This week Sendejo faces his old team, when the Eagles travel to U.S. Bank Stadium, site of their Super Bowl LII triumph. Player-facing-former-team stuff happens a lot in the NFL, and there is always discussion of what the player can tell his new coaches and teammates about what they can expect. Usually, this gets downplayed. On Tuesday, Eagles offensive coordinator Mike Groh seemed to lean the other way, at least a little, Groh maybe wanting to plant a little something for Vikings coach Mike Zimmer to worry about.
Asked if he’ll use Sendejo as a resource, Groh said: “No, we wouldn’t ask him anything,” and grinned broadly.
Seriously, dude, we have stories to write here.

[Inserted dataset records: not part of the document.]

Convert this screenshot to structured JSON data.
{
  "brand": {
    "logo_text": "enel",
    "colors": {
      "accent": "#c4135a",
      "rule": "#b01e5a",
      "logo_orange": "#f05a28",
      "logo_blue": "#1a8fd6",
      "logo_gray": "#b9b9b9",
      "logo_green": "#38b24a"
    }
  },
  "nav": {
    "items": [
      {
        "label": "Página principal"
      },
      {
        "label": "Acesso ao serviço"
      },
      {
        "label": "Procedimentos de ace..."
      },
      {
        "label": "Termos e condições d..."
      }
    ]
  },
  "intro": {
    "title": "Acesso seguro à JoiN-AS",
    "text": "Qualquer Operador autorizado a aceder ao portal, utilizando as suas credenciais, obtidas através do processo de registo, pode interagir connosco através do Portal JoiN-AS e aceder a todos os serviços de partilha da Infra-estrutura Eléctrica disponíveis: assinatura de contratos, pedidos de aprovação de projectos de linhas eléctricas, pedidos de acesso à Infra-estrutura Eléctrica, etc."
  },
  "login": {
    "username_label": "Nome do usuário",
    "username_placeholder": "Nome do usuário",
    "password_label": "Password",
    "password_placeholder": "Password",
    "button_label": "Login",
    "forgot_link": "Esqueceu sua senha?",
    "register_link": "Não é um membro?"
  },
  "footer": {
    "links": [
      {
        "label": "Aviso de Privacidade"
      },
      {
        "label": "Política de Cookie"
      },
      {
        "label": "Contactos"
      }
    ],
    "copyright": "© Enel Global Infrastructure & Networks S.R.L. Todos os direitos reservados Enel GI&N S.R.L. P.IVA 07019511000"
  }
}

“He was there a long time. He knows the calls,” Groh said. “He’s in our system now defensively, so it’s not as fresh to him, but there are some things here and there that he might remember.”
Cornerback Craig James made his first NFL start Sunday against the Jets and played 57 of 59 snaps. It was hard to tell exactly how well he played, given the Jets’ ineptitude, but Eagles defensive coordinator Jim Schwartz said he made strides.
“Had a tough start. Missed a tackle against Le’Veon Bell, which -- I don’t know, I mean, Le’Veon Bell is a tough matchup out there -- but missed a tackle, got a [defensive holding penalty], and you could tell that they were going to try to test him as much as they could, but he settled down after that,” Schwartz said.
"I think we talked in here a lot about that with corners, how you’re always on display and you can’t let a couple bad plays affect you. Well, he lived that on Sunday. He didn’t let a couple bad plays shake his confidence. He was there the rest of the time.
“I think he had a really nice coverage on [Jets wide receiver Jamison] Crowder. Limiting Crowder’s touches in this game was big for us. ... Tackled well in the run game. All things you want to see from a young player. I thought that was a big step from him.”